Modern beating-heart surgery
Since the 1990s, surgeons have begun to perform “off-pump bypass surgery” – coronary artery bypass surgery without the aforementioned cardiopulmonary bypass. In these operations, the heart is beating during surgery, but is stabilized to provide an almost still work area in which to connect the conduit vessel that bypasses the blockage; in the U.S., most conduit vessels are harvested endoscopically, using a technique known as endoscopic vessel harvesting(EVH).
Some researchers believe that the off-pump approach results in fewer post-operative complications, such aspostperfusion syndrome, and better overall results. Study results are controversial as of 2007, the surgeon’s preference and hospital results still play a major role.
Minimally invasive surgery
A new form of heart surgery that has grown in popularity is robot-assisted heart surgery. This is where a machine is used to perform surgery while being controlled by the heart surgeon. The main advantage to this is the size of the incision made in the patient. Instead of an incision being at least big enough for the surgeon to put his hands inside, it does not have to be bigger than 3 small holes for the robot’s much smaller hands to get through.

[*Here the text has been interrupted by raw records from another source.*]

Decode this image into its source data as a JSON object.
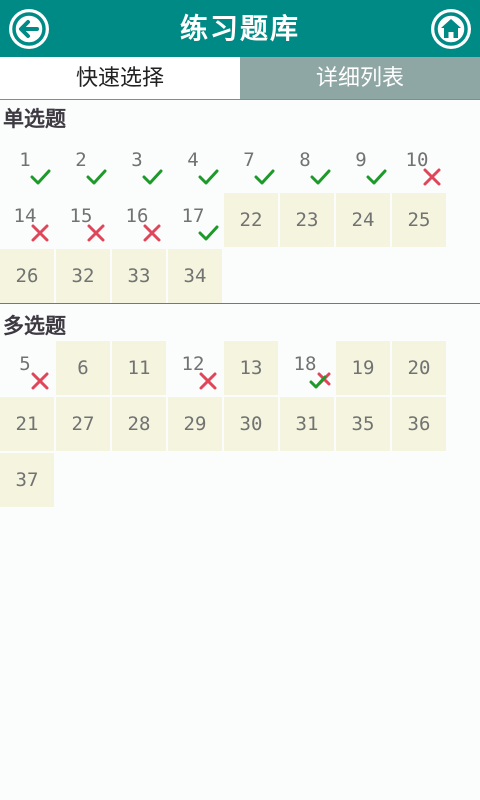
{
  "header": {
    "title": "练习题库",
    "back_icon": "arrow-left-circle-icon",
    "home_icon": "home-icon",
    "color": "#008a85"
  },
  "tabs": [
    {
      "label": "快速选择",
      "active": true
    },
    {
      "label": "详细列表",
      "active": false
    }
  ],
  "sections": [
    {
      "title": "单选题",
      "questions": [
        {
          "number": "1",
          "status": "correct"
        },
        {
          "number": "2",
          "status": "correct"
        },
        {
          "number": "3",
          "status": "correct"
        },
        {
          "number": "4",
          "status": "correct"
        },
        {
          "number": "7",
          "status": "correct"
        },
        {
          "number": "8",
          "status": "correct"
        },
        {
          "number": "9",
          "status": "correct"
        },
        {
          "number": "10",
          "status": "wrong"
        },
        {
          "number": "14",
          "status": "wrong"
        },
        {
          "number": "15",
          "status": "wrong"
        },
        {
          "number": "16",
          "status": "wrong"
        },
        {
          "number": "17",
          "status": "correct"
        },
        {
          "number": "22",
          "status": "unanswered"
        },
        {
          "number": "23",
          "status": "unanswered"
        },
        {
          "number": "24",
          "status": "unanswered"
        },
        {
          "number": "25",
          "status": "unanswered"
        },
        {
          "number": "26",
          "status": "unanswered"
        },
        {
          "number": "32",
          "status": "unanswered"
        },
        {
          "number": "33",
          "status": "unanswered"
        },
        {
          "number": "34",
          "status": "unanswered"
        }
      ]
    },
    {
      "title": "多选题",
      "questions": [
        {
          "number": "5",
          "status": "wrong"
        },
        {
          "number": "6",
          "status": "unanswered"
        },
        {
          "number": "11",
          "status": "unanswered"
        },
        {
          "number": "12",
          "status": "wrong"
        },
        {
          "number": "13",
          "status": "unanswered"
        },
        {
          "number": "18",
          "status": "partial"
        },
        {
          "number": "19",
          "status": "unanswered"
        },
        {
          "number": "20",
          "status": "unanswered"
        },
        {
          "number": "21",
          "status": "unanswered"
        },
        {
          "number": "27",
          "status": "unanswered"
        },
        {
          "number": "28",
          "status": "unanswered"
        },
        {
          "number": "29",
          "status": "unanswered"
        },
        {
          "number": "30",
          "status": "unanswered"
        },
        {
          "number": "31",
          "status": "unanswered"
        },
        {
          "number": "35",
          "status": "unanswered"
        },
        {
          "number": "36",
          "status": "unanswered"
        },
        {
          "number": "37",
          "status": "unanswered"
        }
      ]
    }
  ],
  "status_colors": {
    "correct": "#1e9a2a",
    "wrong": "#e0465a",
    "unanswered_bg": "#f4f4df"
  }
}
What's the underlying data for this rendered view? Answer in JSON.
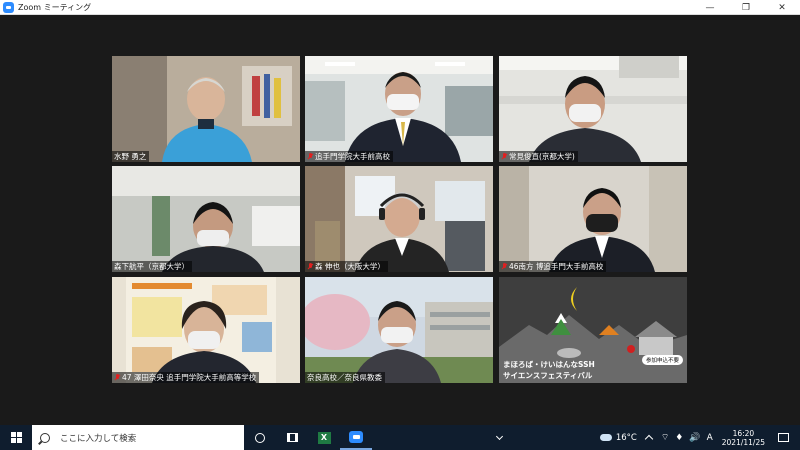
{
  "window": {
    "title": "Zoom ミーティング",
    "minimize_glyph": "—",
    "maximize_glyph": "❐",
    "close_glyph": "✕"
  },
  "participants": [
    {
      "name": "水野 勇之",
      "muted": false
    },
    {
      "name": "追手門学院大手前高校",
      "muted": true
    },
    {
      "name": "常見俊直(京都大学)",
      "muted": true
    },
    {
      "name": "森下航平（京都大学）",
      "muted": false
    },
    {
      "name": "森 伸也（大阪大学）",
      "muted": true
    },
    {
      "name": "46南方 博追手門大手前高校",
      "muted": true
    },
    {
      "name": "47 澤田奈央 追手門学院大手前高等学校",
      "muted": true
    },
    {
      "name": "奈良高校／奈良県教委",
      "muted": false
    },
    {
      "name": "",
      "muted": false
    }
  ],
  "poster": {
    "line1": "まほろば・けいはんなSSH",
    "line2": "サイエンスフェスティバル",
    "badge": "参加申込不要"
  },
  "taskbar": {
    "search_placeholder": "ここに入力して検索",
    "weather": "16°C",
    "time": "16:20",
    "date": "2021/11/25",
    "excel_letter": "X",
    "speaker_glyph": "🔊",
    "ime_glyph": "A",
    "network_glyph": "⌔",
    "mic_glyph": "♦"
  }
}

Pediatric cardiovascular surgery
Pediatric cardiovascular surgery is surgery of the heart of children. Russell M. Nelson performed the first successful pediatric cardiac operation at the Salt Lake General Hospital in March 1956, a total repair of tetralogy of Fallot in a four-year-old girl.

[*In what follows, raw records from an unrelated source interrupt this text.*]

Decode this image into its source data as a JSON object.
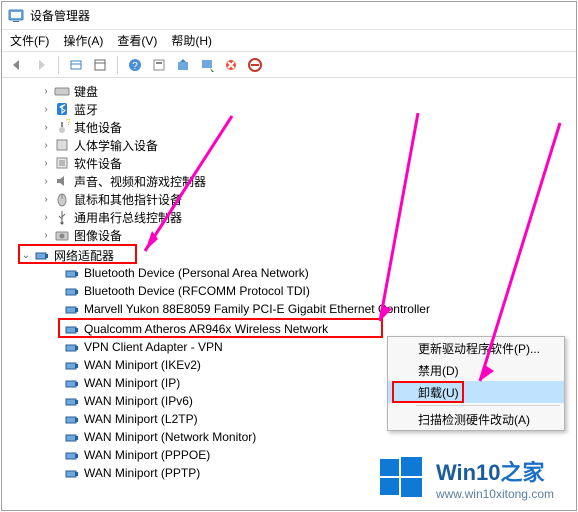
{
  "window": {
    "title": "设备管理器"
  },
  "menubar": {
    "file": "文件(F)",
    "action": "操作(A)",
    "view": "查看(V)",
    "help": "帮助(H)"
  },
  "tree": {
    "categories": [
      {
        "label": "键盘",
        "icon": "keyboard",
        "expanded": false
      },
      {
        "label": "蓝牙",
        "icon": "bluetooth",
        "expanded": false
      },
      {
        "label": "其他设备",
        "icon": "other",
        "expanded": false
      },
      {
        "label": "人体学输入设备",
        "icon": "hid",
        "expanded": false
      },
      {
        "label": "软件设备",
        "icon": "software",
        "expanded": false
      },
      {
        "label": "声音、视频和游戏控制器",
        "icon": "sound",
        "expanded": false
      },
      {
        "label": "鼠标和其他指针设备",
        "icon": "mouse",
        "expanded": false
      },
      {
        "label": "通用串行总线控制器",
        "icon": "usb",
        "expanded": false
      },
      {
        "label": "图像设备",
        "icon": "camera",
        "expanded": false
      }
    ],
    "network": {
      "label": "网络适配器",
      "icon": "net",
      "expanded": true,
      "children": [
        {
          "label": "Bluetooth Device (Personal Area Network)"
        },
        {
          "label": "Bluetooth Device (RFCOMM Protocol TDI)"
        },
        {
          "label": "Marvell Yukon 88E8059 Family PCI-E Gigabit Ethernet Controller"
        },
        {
          "label": "Qualcomm Atheros AR946x Wireless Network",
          "highlighted": true
        },
        {
          "label": "VPN Client Adapter - VPN"
        },
        {
          "label": "WAN Miniport (IKEv2)"
        },
        {
          "label": "WAN Miniport (IP)"
        },
        {
          "label": "WAN Miniport (IPv6)"
        },
        {
          "label": "WAN Miniport (L2TP)"
        },
        {
          "label": "WAN Miniport (Network Monitor)"
        },
        {
          "label": "WAN Miniport (PPPOE)"
        },
        {
          "label": "WAN Miniport (PPTP)"
        }
      ]
    }
  },
  "context_menu": {
    "update": "更新驱动程序软件(P)...",
    "disable": "禁用(D)",
    "uninstall": "卸载(U)",
    "scan": "扫描检测硬件改动(A)"
  },
  "watermark": {
    "brand_main": "Win10",
    "brand_sub": "之家",
    "url": "www.win10xitong.com"
  }
}
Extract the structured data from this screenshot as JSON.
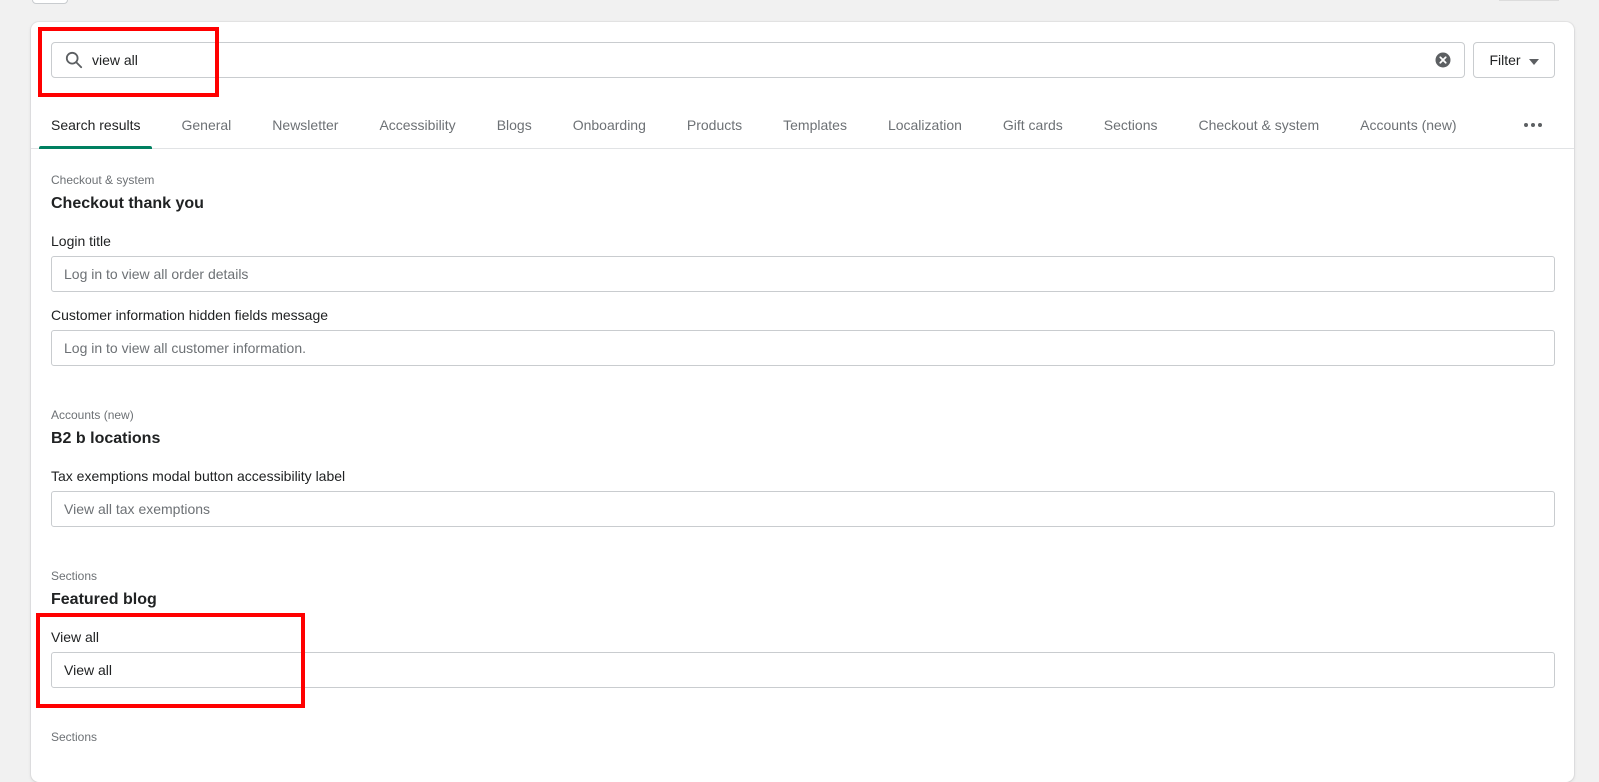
{
  "search": {
    "value": "view all",
    "filter_label": "Filter"
  },
  "tabs": [
    {
      "label": "Search results",
      "active": true
    },
    {
      "label": "General"
    },
    {
      "label": "Newsletter"
    },
    {
      "label": "Accessibility"
    },
    {
      "label": "Blogs"
    },
    {
      "label": "Onboarding"
    },
    {
      "label": "Products"
    },
    {
      "label": "Templates"
    },
    {
      "label": "Localization"
    },
    {
      "label": "Gift cards"
    },
    {
      "label": "Sections"
    },
    {
      "label": "Checkout & system"
    },
    {
      "label": "Accounts (new)"
    }
  ],
  "results": [
    {
      "category": "Checkout & system",
      "title": "Checkout thank you",
      "fields": [
        {
          "label": "Login title",
          "placeholder": "Log in to view all order details"
        },
        {
          "label": "Customer information hidden fields message",
          "placeholder": "Log in to view all customer information."
        }
      ]
    },
    {
      "category": "Accounts (new)",
      "title": "B2 b locations",
      "fields": [
        {
          "label": "Tax exemptions modal button accessibility label",
          "placeholder": "View all tax exemptions"
        }
      ]
    },
    {
      "category": "Sections",
      "title": "Featured blog",
      "fields": [
        {
          "label": "View all",
          "value": "View all"
        }
      ]
    },
    {
      "category": "Sections"
    }
  ],
  "colors": {
    "accent": "#008060",
    "highlight": "#ff0000"
  }
}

The development of cardiac surgery and cardiopulmonary bypass techniques has reduced the mortality rates of these surgeries to relatively low ranks. For instance, repairs of congenital heart defects are currently estimated to have 4–6% mortality rates. A major concern with cardiac surgery is the incidence of neurological damage. Stroke occurs in 2–3% of all people undergoing cardiac surgery, and is higher in patients at risk for stroke. A more subtle constellation of neurocognitive deficits attributed to cardiopulmonary bypass is known as postperfusion syndrome, sometimes called “pumphead”. The symptoms of postperfusion syndrome were initially felt to be permanent, but were shown to be transient with no permanent neurological impairment.

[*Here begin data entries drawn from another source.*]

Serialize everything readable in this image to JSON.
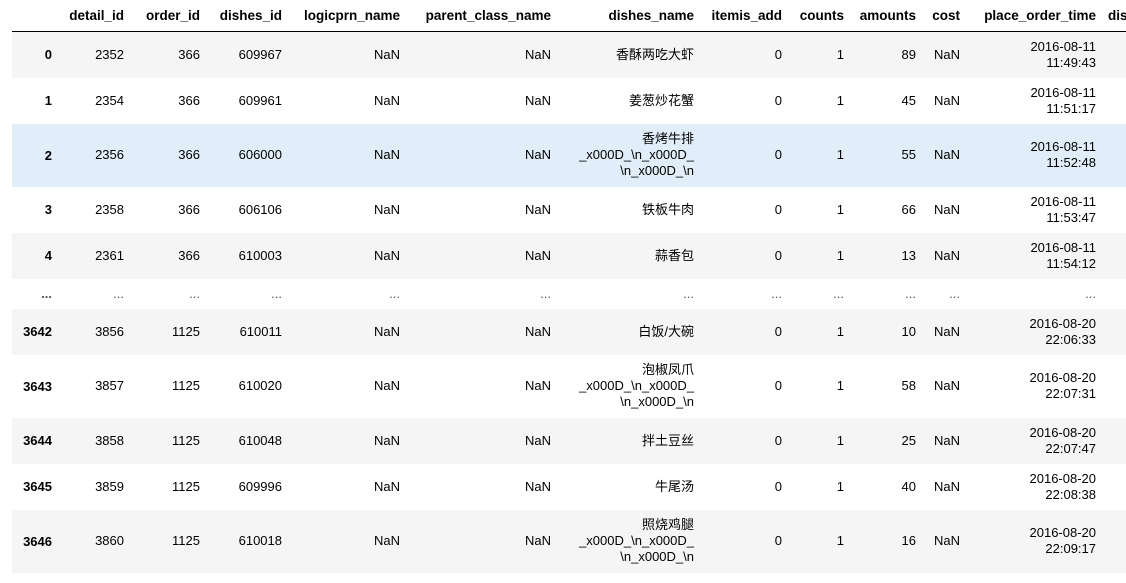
{
  "table": {
    "index_header": "",
    "columns": [
      "detail_id",
      "order_id",
      "dishes_id",
      "logicprn_name",
      "parent_class_name",
      "dishes_name",
      "itemis_add",
      "counts",
      "amounts",
      "cost",
      "place_order_time",
      "discount_amt"
    ],
    "rows": [
      {
        "index": "0",
        "cells": [
          "2352",
          "366",
          "609967",
          "NaN",
          "NaN",
          "香酥两吃大虾",
          "0",
          "1",
          "89",
          "NaN",
          "2016-08-11\n11:49:43",
          ""
        ]
      },
      {
        "index": "1",
        "cells": [
          "2354",
          "366",
          "609961",
          "NaN",
          "NaN",
          "姜葱炒花蟹",
          "0",
          "1",
          "45",
          "NaN",
          "2016-08-11\n11:51:17",
          ""
        ]
      },
      {
        "index": "2",
        "cells": [
          "2356",
          "366",
          "606000",
          "NaN",
          "NaN",
          "香烤牛排\n_x000D_\\n_x000D_\n\\n_x000D_\\n",
          "0",
          "1",
          "55",
          "NaN",
          "2016-08-11\n11:52:48",
          ""
        ]
      },
      {
        "index": "3",
        "cells": [
          "2358",
          "366",
          "606106",
          "NaN",
          "NaN",
          "铁板牛肉",
          "0",
          "1",
          "66",
          "NaN",
          "2016-08-11\n11:53:47",
          ""
        ]
      },
      {
        "index": "4",
        "cells": [
          "2361",
          "366",
          "610003",
          "NaN",
          "NaN",
          "蒜香包",
          "0",
          "1",
          "13",
          "NaN",
          "2016-08-11\n11:54:12",
          ""
        ]
      },
      {
        "index": "...",
        "cells": [
          "...",
          "...",
          "...",
          "...",
          "...",
          "...",
          "...",
          "...",
          "...",
          "...",
          "...",
          ""
        ]
      },
      {
        "index": "3642",
        "cells": [
          "3856",
          "1125",
          "610011",
          "NaN",
          "NaN",
          "白饭/大碗",
          "0",
          "1",
          "10",
          "NaN",
          "2016-08-20\n22:06:33",
          ""
        ]
      },
      {
        "index": "3643",
        "cells": [
          "3857",
          "1125",
          "610020",
          "NaN",
          "NaN",
          "泡椒凤爪\n_x000D_\\n_x000D_\n\\n_x000D_\\n",
          "0",
          "1",
          "58",
          "NaN",
          "2016-08-20\n22:07:31",
          ""
        ]
      },
      {
        "index": "3644",
        "cells": [
          "3858",
          "1125",
          "610048",
          "NaN",
          "NaN",
          "拌土豆丝",
          "0",
          "1",
          "25",
          "NaN",
          "2016-08-20\n22:07:47",
          ""
        ]
      },
      {
        "index": "3645",
        "cells": [
          "3859",
          "1125",
          "609996",
          "NaN",
          "NaN",
          "牛尾汤",
          "0",
          "1",
          "40",
          "NaN",
          "2016-08-20\n22:08:38",
          ""
        ]
      },
      {
        "index": "3646",
        "cells": [
          "3860",
          "1125",
          "610018",
          "NaN",
          "NaN",
          "照烧鸡腿\n_x000D_\\n_x000D_\n\\n_x000D_\\n",
          "0",
          "1",
          "16",
          "NaN",
          "2016-08-20\n22:09:17",
          ""
        ]
      }
    ]
  },
  "colors": {
    "striped_row": "#f5f5f5",
    "hover_row": "#e1eefa",
    "header_rule": "#000000"
  }
}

In order to assess the performance of surgical units and individual surgeons, a popular risk model has been created called the EuroSCORE. This takes a number of health factors from a patient and using precalculated logistic regression coefficients attempts to give a percentage chance of survival to discharge. Within the UK this EuroSCORE was used to give a breakdown of all the centres for cardiothoracic surgery and to give some indication of whether the units and their individuals surgeons performed within an acceptable range. The results are available on the CQC website. The precise methodology used has however not been published to date nor has the raw data on which the results are based.